To get the free app, enter your email address or mobile phone number.
|New from||Used from|
These days, we are used to the "total commitment" philosophy of managing technical creation, but Kidder was surprised and even a little alarmed at the obsessions and compulsions he found. From in-house political struggles to workers being permitted to tease management to marathon 24-hour work sessions, The Soul of a New Machine explores concepts that already seem familiar, even old-hat, less than 20 years later. Kidder plainly admires his subjects; while he admits to hopeless confusion about their work, he finds their dedication heroic. The reader wonders, though, what will become of it all, now and in the future. --Rob Lightner --This text refers to the Hardcover edition.

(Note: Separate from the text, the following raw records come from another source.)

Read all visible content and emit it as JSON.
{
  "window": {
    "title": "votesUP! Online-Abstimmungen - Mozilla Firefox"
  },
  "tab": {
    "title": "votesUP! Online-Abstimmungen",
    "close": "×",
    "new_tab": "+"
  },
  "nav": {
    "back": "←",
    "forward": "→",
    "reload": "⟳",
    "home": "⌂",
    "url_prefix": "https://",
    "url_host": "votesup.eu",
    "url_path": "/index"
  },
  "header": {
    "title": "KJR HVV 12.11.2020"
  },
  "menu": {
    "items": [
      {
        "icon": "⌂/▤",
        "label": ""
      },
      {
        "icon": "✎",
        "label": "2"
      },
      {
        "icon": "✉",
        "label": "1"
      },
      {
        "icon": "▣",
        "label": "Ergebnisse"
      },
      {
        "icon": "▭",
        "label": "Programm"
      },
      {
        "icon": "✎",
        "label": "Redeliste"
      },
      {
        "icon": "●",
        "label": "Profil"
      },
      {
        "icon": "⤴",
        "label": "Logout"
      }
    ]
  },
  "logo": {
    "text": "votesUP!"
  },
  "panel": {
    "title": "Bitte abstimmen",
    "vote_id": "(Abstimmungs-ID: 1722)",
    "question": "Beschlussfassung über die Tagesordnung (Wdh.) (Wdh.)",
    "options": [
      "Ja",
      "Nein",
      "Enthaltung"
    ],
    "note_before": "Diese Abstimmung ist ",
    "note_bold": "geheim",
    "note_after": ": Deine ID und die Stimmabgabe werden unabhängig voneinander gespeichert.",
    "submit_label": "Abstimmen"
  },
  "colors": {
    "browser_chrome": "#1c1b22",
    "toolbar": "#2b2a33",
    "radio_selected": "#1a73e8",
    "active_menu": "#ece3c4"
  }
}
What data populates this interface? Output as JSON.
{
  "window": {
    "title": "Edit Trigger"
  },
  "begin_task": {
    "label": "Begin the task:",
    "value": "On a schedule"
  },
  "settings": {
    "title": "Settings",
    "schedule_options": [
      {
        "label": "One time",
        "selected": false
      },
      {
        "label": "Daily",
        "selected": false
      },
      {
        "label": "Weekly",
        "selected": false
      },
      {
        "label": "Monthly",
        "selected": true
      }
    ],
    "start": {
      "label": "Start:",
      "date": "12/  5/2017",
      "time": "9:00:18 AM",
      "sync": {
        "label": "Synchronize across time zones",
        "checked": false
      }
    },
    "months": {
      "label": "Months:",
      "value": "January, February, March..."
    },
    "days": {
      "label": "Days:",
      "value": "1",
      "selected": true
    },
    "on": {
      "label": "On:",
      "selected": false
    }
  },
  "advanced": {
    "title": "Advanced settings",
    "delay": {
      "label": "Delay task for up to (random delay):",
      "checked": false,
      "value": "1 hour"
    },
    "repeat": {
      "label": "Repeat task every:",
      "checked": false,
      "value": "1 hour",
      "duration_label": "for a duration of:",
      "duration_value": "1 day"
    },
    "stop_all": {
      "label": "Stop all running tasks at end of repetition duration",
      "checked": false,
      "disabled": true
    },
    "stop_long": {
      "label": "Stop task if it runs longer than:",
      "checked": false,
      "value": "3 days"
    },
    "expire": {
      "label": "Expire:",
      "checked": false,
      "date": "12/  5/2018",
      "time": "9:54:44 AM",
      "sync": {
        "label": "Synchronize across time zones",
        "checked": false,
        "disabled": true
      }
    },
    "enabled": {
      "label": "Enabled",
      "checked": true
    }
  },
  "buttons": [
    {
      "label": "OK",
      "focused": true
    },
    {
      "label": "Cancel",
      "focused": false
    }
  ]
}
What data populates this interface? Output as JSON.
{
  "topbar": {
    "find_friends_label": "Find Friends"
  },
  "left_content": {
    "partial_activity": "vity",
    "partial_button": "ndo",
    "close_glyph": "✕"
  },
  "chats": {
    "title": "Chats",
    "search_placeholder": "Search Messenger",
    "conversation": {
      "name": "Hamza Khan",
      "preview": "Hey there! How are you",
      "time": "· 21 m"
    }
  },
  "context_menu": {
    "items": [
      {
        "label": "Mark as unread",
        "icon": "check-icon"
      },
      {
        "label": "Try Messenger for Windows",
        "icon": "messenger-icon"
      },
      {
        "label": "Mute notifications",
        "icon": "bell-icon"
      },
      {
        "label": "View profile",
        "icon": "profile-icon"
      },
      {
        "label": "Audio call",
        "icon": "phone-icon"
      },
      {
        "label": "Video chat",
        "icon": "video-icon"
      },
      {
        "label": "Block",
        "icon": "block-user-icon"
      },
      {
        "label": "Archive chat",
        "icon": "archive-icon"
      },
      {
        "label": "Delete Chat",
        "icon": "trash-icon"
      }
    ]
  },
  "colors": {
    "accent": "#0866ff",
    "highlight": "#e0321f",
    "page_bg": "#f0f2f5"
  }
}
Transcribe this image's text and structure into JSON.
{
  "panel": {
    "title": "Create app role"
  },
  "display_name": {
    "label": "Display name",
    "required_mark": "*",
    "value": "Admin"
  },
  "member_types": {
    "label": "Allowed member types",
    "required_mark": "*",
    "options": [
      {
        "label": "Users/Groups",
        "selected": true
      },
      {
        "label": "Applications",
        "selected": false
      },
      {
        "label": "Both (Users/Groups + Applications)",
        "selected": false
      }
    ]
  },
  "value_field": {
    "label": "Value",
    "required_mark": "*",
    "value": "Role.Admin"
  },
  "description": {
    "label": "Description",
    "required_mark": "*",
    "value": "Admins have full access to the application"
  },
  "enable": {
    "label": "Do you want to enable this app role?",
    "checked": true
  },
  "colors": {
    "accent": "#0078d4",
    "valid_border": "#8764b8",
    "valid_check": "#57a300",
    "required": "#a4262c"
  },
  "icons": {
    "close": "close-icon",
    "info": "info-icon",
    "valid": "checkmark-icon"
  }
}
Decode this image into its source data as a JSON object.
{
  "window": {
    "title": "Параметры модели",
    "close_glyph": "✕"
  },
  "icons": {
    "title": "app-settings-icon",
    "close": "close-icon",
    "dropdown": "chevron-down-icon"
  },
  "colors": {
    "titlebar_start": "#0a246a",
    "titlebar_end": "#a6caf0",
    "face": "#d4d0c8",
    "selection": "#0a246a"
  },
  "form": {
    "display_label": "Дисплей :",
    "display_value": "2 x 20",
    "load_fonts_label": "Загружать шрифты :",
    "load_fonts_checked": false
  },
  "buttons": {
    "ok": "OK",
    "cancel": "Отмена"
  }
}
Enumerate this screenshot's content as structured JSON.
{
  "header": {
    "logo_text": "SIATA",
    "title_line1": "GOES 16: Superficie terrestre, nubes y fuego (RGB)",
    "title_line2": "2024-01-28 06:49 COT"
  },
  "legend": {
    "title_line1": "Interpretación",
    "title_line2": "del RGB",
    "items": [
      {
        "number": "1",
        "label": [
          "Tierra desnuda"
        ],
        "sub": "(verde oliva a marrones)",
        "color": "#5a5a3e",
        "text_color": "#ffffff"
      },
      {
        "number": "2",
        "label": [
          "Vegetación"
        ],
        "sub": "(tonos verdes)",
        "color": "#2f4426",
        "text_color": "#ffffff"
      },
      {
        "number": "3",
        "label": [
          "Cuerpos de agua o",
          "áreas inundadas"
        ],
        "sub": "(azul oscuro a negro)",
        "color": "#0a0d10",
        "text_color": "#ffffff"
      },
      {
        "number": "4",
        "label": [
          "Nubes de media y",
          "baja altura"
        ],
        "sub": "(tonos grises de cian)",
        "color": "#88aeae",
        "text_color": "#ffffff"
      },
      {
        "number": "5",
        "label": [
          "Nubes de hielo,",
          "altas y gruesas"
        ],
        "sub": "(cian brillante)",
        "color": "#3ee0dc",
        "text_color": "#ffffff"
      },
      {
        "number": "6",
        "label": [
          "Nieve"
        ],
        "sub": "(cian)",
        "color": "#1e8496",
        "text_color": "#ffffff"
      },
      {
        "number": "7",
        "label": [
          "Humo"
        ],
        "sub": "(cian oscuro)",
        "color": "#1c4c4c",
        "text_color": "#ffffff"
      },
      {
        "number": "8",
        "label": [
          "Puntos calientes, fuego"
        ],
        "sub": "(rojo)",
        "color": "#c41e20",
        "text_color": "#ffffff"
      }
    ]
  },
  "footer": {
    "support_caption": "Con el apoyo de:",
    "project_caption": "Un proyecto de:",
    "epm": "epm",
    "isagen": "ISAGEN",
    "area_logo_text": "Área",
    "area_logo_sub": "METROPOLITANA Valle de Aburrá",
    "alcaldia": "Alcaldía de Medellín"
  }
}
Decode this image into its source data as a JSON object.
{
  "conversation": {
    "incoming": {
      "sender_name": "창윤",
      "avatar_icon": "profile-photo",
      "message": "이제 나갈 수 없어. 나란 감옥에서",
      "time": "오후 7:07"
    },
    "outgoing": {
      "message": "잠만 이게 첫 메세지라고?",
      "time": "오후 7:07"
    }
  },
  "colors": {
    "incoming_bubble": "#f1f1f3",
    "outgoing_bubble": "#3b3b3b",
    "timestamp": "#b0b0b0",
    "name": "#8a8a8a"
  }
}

One of the best books written. This must be at least my fourth copy. I keep telling people how good it is and loaning it out and it doesn't come back. Read morePublished 4 days ago by j l osborne
A classic. Insight (written by a non-technologist) into the workaholic nature of salaried technologists and Silicon Valley engineers (though the activity was far away from there... Read morePublished 9 days ago by D. Arnett
I worked at Data General in the years after this was written before the company went the way of all the super minicomputer companies. Read morePublished 19 days ago by Annette L.
Just purchased for my son. This book changed my life as a budding computer architect / information system engineer when I read it ca. 1984.Published 23 days ago by Todd Rockoff
I pretty much agree with Librum's 2 star review "Slow Year for the Pulitzer Committee"
I was in Data Processing in 1981 and can see how a story like this could have... Read more
Read this when it first came out, back when I was a programmer for 'CVS' in Sacramento.
Re-reading it has brought back fond memories & the thrill of being at the forefront of... Read more
Decent story. Timeline and arc are hard to follow at times. Definitely worth the read for anyome with an interest in that era of computing.Published 1 month ago by Amazon Customer